Most tenants expect that rent will be increased year to year, when they renew their lease agreements. However, Hamilton landlords cannot raise the rent arbitrarily or excessively. There are several legal issues that need to be considered, and today we’re talking about how to increase your rent without gaining the approval of the Landlord and Tenant Board.
Deciding How Much to Increase Rent
It’s important not to raise the rent too much. If you have a good tenant in place who is paying rent on time and taking good care of your property, a dramatic rental increase might cause them to begin looking for another place to live that’s more affordable.
The legal rent increase guideline is 2.2 percent for the year 2020. When you decide to increase your rent between January and December of 2020, you must stay within that limit unless you’re willing to defend a higher increase in front of the Landlord and Tenant Board. In 2019, the limit is 1.8 percent, so any rental increases before the end of the year will need to meet that maximum.
The limit on how much rent can be increased only applies to those properties covered by the Rental Tenancies Act. That doesn’t include commercial properties or even vacant units. So, if you don’t have a tenant in place and you’re looking for a new resident, you can establish any rental amount you want, even if it’s more than 2.2 percent of the rent you were previously charging.
When to Increase Your Rent
The law allows you to raise the rent 12 months after your last rental increase. You cannot raise your rent every three months, for example. You have to wait for the end of that year before you can raise it on tenants you have in place. When a new tenant first moves in, you can also raise the rent to whatever level you believe is competitive and meets the market demands.
Providing Written Notice of Rental Increases
Landlords are required to provide notice to their tenants before increasing the rent.
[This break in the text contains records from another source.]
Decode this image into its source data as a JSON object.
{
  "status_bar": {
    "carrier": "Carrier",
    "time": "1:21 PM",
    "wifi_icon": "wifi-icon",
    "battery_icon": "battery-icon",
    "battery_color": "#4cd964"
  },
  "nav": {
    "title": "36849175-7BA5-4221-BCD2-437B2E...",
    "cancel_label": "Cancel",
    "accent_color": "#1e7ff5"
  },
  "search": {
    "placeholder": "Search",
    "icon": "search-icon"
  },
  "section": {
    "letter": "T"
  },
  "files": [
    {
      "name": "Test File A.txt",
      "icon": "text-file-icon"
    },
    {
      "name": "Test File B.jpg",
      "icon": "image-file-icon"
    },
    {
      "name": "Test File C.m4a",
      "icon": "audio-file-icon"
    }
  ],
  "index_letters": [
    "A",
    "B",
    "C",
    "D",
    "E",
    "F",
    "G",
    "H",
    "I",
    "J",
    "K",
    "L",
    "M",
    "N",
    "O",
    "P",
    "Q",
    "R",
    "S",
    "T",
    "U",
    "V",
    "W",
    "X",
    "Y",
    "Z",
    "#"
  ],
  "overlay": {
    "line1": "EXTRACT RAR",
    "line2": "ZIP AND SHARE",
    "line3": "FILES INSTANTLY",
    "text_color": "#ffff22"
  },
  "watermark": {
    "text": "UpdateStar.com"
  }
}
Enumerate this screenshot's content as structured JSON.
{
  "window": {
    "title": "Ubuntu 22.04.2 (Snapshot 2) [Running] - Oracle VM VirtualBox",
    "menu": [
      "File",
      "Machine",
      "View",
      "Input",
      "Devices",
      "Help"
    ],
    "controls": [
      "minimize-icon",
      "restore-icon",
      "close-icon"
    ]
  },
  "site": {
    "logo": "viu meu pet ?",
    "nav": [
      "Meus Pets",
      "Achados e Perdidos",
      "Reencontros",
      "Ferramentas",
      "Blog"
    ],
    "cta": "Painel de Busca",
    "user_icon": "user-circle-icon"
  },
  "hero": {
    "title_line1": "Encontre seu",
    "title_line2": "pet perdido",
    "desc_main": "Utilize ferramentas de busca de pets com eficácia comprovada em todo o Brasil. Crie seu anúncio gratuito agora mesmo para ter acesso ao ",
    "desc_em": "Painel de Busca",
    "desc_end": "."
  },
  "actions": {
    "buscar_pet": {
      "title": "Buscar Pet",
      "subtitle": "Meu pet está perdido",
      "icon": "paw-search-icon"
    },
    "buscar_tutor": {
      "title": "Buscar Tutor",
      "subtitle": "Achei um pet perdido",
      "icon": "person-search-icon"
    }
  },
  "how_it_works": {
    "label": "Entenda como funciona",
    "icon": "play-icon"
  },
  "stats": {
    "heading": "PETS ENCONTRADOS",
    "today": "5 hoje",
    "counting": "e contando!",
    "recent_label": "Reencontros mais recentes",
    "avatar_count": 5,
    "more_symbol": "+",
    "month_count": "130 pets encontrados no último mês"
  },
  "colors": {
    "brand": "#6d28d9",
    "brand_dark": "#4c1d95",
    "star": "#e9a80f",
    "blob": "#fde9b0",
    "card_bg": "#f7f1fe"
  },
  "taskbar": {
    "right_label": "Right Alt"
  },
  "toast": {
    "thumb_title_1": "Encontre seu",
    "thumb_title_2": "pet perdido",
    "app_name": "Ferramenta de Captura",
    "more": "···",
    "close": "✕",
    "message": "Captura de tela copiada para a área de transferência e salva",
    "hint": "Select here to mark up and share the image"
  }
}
A period of 90 days is the legal standard, and your lease agreement should reflect that. So, if you know that you’re going to raise the rent on the tenants currently living in your property on the first day of February in 2020, you’ll want to send that written notice to your residents by the third of November in 2019.
Accurately pricing your rental property has a distinct impact on how quickly you rent it, whether you retain good tenants, and how much money you earn. It’s an important consideration, whether you’re renting out one property or dozens of units in a building. Make sure you’re increasing your rent within the legal requirements, and always remember that tenant retention is often more profitable than a few extra dollars every month.